  • Building rootless containers for JavaScript front ends

    By default, most containers are run as the root user. It is much easier to install dependencies, edit files, and run processes on restricted ports when they run as root. As is usually the case in computer science, though, simplicity comes at a cost. In this case, containers run as root are more vulnerable to malicious code and attacks. To avoid those potential security gaps, Red Hat OpenShift won’t let you run containers as a root user. This restriction adds a layer of security and isolates the containers. This article shows you how to run a JavaScript front-end application in a rootless container. The example builds on the code from my previous article, Making environment variables accessible in front-end containers.

  • Learn to debug code with the GNU Debugger

    The GNU Debugger, more commonly known by its command, gdb, is an interactive console to help you step through source code, analyze what gets executed, and essentially reverse-engineer what's going wrong in a buggy application. [...] Whether you're just learning GDB or you're a pro at it, it never hurts to have a reminder of what commands are available to you and what the syntax for those commands are.

  • Runaway JavaScript Spec

    XML is tree based. Logical and good, feels like all extensions have their perfect places, and it degrades gracefully if you are a little behind. Things can, in theory, also get deprecated (i.e. things that are too old could also degrade gracefully, if people would’ve been mature enough to remove old stale things from their specs—an example of this that did happen is <blink>; in many browsers blink text now is rendered as just plain text).

    CSS is based around selectors and properties. Another setup that’s a very robust and future-proof spine.

    JavaScript is a language that is grown in a wild way. Compared to languages ​​like Lisp and Forth that can be expanded with the same consistent, logical methods that XML and CSS can.

  • Lotus 1-2-3

    I tend to use a lot of retro software, partly because I’m a big nerd but also because I just prefer to work in a terminal. There were a ton of major commercial software products for MS-DOS that were highly polished, and can still be used effectively in an xterm today.

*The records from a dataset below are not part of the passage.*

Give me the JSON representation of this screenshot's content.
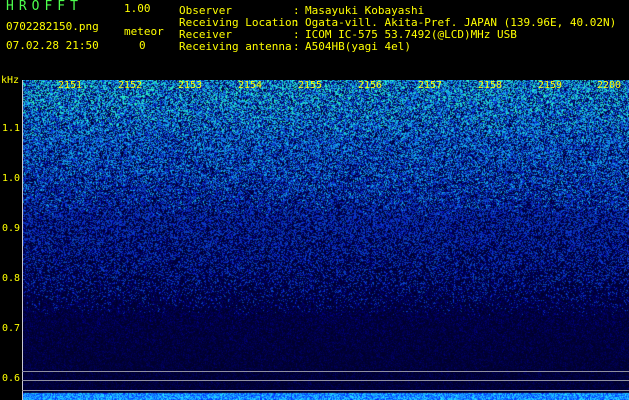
{
  "header": {
    "app_name": "HROFFT",
    "version": "1.00",
    "filename": "0702282150.png",
    "datetime": "07.02.28 21:50",
    "meteor_label": "meteor",
    "meteor_count": "0"
  },
  "info": {
    "rows": [
      {
        "label": "Observer",
        "value": "Masayuki Kobayashi"
      },
      {
        "label": "Receiving Location",
        "value": "Ogata-vill. Akita-Pref. JAPAN (139.96E, 40.02N)"
      },
      {
        "label": "Receiver",
        "value": "ICOM IC-575 53.7492(@LCD)MHz USB"
      },
      {
        "label": "Receiving antenna",
        "value": "A504HB(yagi 4el)"
      }
    ]
  },
  "spectrogram": {
    "y_unit": "kHz",
    "y_ticks": [
      "1.1",
      "1.0",
      "0.9",
      "0.8",
      "0.7",
      "0.6"
    ],
    "y_values": [
      1.1,
      1.0,
      0.9,
      0.8,
      0.7,
      0.6
    ],
    "x_ticks": [
      "2151",
      "2152",
      "2153",
      "2154",
      "2155",
      "2156",
      "2157",
      "2158",
      "2159",
      "2200"
    ],
    "colors": {
      "background": "#000020",
      "noise_low": "#1030c0",
      "noise_high": "#30ff60",
      "text": "#ffff00"
    }
  }
}
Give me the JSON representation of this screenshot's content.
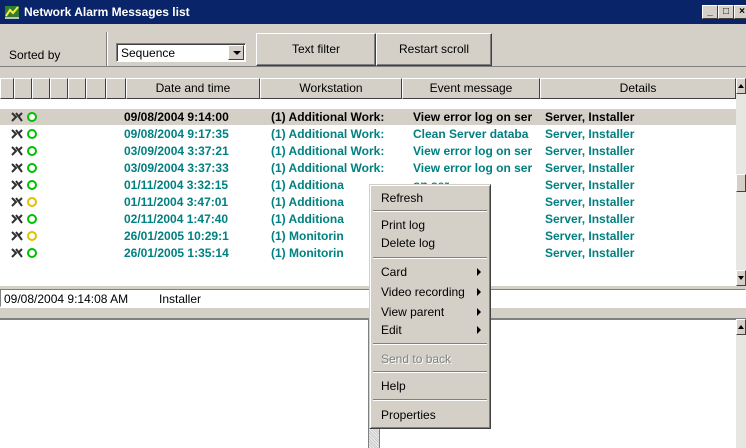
{
  "window": {
    "title": "Network Alarm Messages list",
    "controls": [
      "_",
      "□",
      "×"
    ]
  },
  "toolbar": {
    "sorted_label": "Sorted by",
    "sort_value": "Sequence",
    "text_filter_label": "Text filter",
    "restart_scroll_label": "Restart scroll"
  },
  "columns": [
    "Date and time",
    "Workstation",
    "Event message",
    "Details"
  ],
  "colors": {
    "black": "#000000",
    "teal": "#008080",
    "green_dot": "#00c000",
    "yellow_dot": "#e0c000",
    "titlebar": "#0a246a"
  },
  "rows": [
    {
      "date": "09/08/2004 9:14:00",
      "ws": "(1) Additional Work:",
      "ev": "View error log on ser",
      "det": "Server, Installer",
      "color": "#000000",
      "dot": "green",
      "selected": true
    },
    {
      "date": "09/08/2004 9:17:35",
      "ws": "(1) Additional Work:",
      "ev": "Clean Server databa",
      "det": "Server, Installer",
      "color": "#008080",
      "dot": "green",
      "selected": false
    },
    {
      "date": "03/09/2004 3:37:21",
      "ws": "(1) Additional Work:",
      "ev": "View error log on ser",
      "det": "Server, Installer",
      "color": "#008080",
      "dot": "green",
      "selected": false
    },
    {
      "date": "03/09/2004 3:37:33",
      "ws": "(1) Additional Work:",
      "ev": "View error log on ser",
      "det": "Server, Installer",
      "color": "#008080",
      "dot": "green",
      "selected": false
    },
    {
      "date": "01/11/2004 3:32:15",
      "ws": "(1) Additiona",
      "ev": "on ser",
      "det": "Server, Installer",
      "color": "#008080",
      "dot": "green",
      "selected": false
    },
    {
      "date": "01/11/2004 3:47:01",
      "ws": "(1) Additiona",
      "ev": "on ser",
      "det": "Server, Installer",
      "color": "#008080",
      "dot": "yellow",
      "selected": false
    },
    {
      "date": "02/11/2004 1:47:40",
      "ws": "(1) Additiona",
      "ev": "databa",
      "det": "Server, Installer",
      "color": "#008080",
      "dot": "green",
      "selected": false
    },
    {
      "date": "26/01/2005 10:29:1",
      "ws": "(1) Monitorin",
      "ev": "on ser",
      "det": "Server, Installer",
      "color": "#008080",
      "dot": "yellow",
      "selected": false
    },
    {
      "date": "26/01/2005 1:35:14",
      "ws": "(1) Monitorin",
      "ev": "on ser",
      "det": "Server, Installer",
      "color": "#008080",
      "dot": "green",
      "selected": false
    }
  ],
  "status": {
    "timestamp": "09/08/2004 9:14:08 AM",
    "user": "Installer"
  },
  "context_menu": {
    "refresh": "Refresh",
    "print_log": "Print log",
    "delete_log": "Delete log",
    "card": "Card",
    "video_recording": "Video recording",
    "view_parent": "View parent",
    "edit": "Edit",
    "send_to_back": "Send to back",
    "help": "Help",
    "properties": "Properties"
  }
}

    I do like using Lotus 1-2-3, I even have a boxed copy of the last DOS version released, version 4!

Android Leftovers